> [Problem statement]
Extract all of the data and reproduce it precisely.

> [Items from an interface collection]

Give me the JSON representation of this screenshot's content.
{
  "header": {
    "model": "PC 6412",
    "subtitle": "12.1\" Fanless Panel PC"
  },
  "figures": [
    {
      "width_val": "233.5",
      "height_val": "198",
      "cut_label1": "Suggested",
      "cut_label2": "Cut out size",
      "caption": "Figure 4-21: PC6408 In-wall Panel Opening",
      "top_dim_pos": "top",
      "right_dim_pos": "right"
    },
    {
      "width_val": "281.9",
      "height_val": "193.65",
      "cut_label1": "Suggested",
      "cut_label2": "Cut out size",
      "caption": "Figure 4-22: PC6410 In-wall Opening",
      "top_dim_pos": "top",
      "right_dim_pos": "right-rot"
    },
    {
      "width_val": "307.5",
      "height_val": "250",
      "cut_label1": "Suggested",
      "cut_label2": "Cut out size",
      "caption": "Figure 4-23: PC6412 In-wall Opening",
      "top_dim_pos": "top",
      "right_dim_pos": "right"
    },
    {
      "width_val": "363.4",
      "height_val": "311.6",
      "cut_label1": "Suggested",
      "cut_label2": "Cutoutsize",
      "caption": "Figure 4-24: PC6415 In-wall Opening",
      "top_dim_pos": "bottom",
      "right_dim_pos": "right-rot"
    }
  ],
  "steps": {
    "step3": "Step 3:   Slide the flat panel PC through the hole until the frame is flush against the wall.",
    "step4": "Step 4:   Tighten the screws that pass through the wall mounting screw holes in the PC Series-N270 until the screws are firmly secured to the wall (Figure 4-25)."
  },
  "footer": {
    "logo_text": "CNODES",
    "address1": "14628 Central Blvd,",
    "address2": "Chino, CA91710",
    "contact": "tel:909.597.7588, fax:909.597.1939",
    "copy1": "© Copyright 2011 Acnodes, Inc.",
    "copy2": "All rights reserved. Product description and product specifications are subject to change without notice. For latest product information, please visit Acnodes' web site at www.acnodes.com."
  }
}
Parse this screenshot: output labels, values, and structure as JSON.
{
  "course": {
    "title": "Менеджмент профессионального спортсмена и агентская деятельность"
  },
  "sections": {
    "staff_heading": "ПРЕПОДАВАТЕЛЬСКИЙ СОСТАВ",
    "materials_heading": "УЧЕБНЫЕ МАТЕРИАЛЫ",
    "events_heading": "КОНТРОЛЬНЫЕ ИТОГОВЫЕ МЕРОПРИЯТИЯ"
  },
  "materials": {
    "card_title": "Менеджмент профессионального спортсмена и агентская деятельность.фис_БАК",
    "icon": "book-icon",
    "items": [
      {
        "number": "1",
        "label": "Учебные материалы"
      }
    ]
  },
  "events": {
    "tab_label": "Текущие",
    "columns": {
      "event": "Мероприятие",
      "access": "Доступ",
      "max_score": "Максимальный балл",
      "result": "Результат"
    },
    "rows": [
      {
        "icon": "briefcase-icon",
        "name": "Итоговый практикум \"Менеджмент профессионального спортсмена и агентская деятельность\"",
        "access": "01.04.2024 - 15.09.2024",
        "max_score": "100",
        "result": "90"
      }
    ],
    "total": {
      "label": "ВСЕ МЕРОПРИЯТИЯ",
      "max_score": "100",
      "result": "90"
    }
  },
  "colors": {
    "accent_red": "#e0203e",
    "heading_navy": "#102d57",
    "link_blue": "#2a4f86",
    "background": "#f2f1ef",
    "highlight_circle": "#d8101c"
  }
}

> [Exercise result]
Give me the JSON representation of this screenshot's content.
{
  "header": {
    "model": "PC 6412",
    "subtitle": "12.1\" Fanless Panel PC"
  },
  "figures": [
    {
      "width_val": "233.5",
      "height_val": "198",
      "cut_label1": "Suggested",
      "cut_label2": "Cut out size",
      "caption": "Figure 4-21: PC6408 In-wall Panel Opening",
      "top_dim_pos": "top",
      "right_dim_pos": "right"
    },
    {
      "width_val": "281.9",
      "height_val": "193.65",
      "cut_label1": "Suggested",
      "cut_label2": "Cut out size",
      "caption": "Figure 4-22: PC6410 In-wall Opening",
      "top_dim_pos": "top",
      "right_dim_pos": "right-rot"
    },
    {
      "width_val": "307.5",
      "height_val": "250",
      "cut_label1": "Suggested",
      "cut_label2": "Cut out size",
      "caption": "Figure 4-23: PC6412 In-wall Opening",
      "top_dim_pos": "top",
      "right_dim_pos": "right"
    },
    {
      "width_val": "363.4",
      "height_val": "311.6",
      "cut_label1": "Suggested",
      "cut_label2": "Cutoutsize",
      "caption": "Figure 4-24: PC6415 In-wall Opening",
      "top_dim_pos": "bottom",
      "right_dim_pos": "right-rot"
    }
  ],
  "steps": {
    "step3": "Step 3:   Slide the flat panel PC through the hole until the frame is flush against the wall.",
    "step4": "Step 4:   Tighten the screws that pass through the wall mounting screw holes in the PC Series-N270 until the screws are firmly secured to the wall (Figure 4-25)."
  },
  "footer": {
    "logo_text": "CNODES",
    "address1": "14628 Central Blvd,",
    "address2": "Chino, CA91710",
    "contact": "tel:909.597.7588, fax:909.597.1939",
    "copy1": "© Copyright 2011 Acnodes, Inc.",
    "copy2": "All rights reserved. Product description and product specifications are subject to change without notice. For latest product information, please visit Acnodes' web site at www.acnodes.com."
  }
}
Parse this screenshot: output labels, values, and structure as JSON.
{
  "course": {
    "title": "Менеджмент профессионального спортсмена и агентская деятельность"
  },
  "sections": {
    "staff_heading": "ПРЕПОДАВАТЕЛЬСКИЙ СОСТАВ",
    "materials_heading": "УЧЕБНЫЕ МАТЕРИАЛЫ",
    "events_heading": "КОНТРОЛЬНЫЕ ИТОГОВЫЕ МЕРОПРИЯТИЯ"
  },
  "materials": {
    "card_title": "Менеджмент профессионального спортсмена и агентская деятельность.фис_БАК",
    "icon": "book-icon",
    "items": [
      {
        "number": "1",
        "label": "Учебные материалы"
      }
    ]
  },
  "events": {
    "tab_label": "Текущие",
    "columns": {
      "event": "Мероприятие",
      "access": "Доступ",
      "max_score": "Максимальный балл",
      "result": "Результат"
    },
    "rows": [
      {
        "icon": "briefcase-icon",
        "name": "Итоговый практикум \"Менеджмент профессионального спортсмена и агентская деятельность\"",
        "access": "01.04.2024 - 15.09.2024",
        "max_score": "100",
        "result": "90"
      }
    ],
    "total": {
      "label": "ВСЕ МЕРОПРИЯТИЯ",
      "max_score": "100",
      "result": "90"
    }
  },
  "colors": {
    "accent_red": "#e0203e",
    "heading_navy": "#102d57",
    "link_blue": "#2a4f86",
    "background": "#f2f1ef",
    "highlight_circle": "#d8101c"
  }
}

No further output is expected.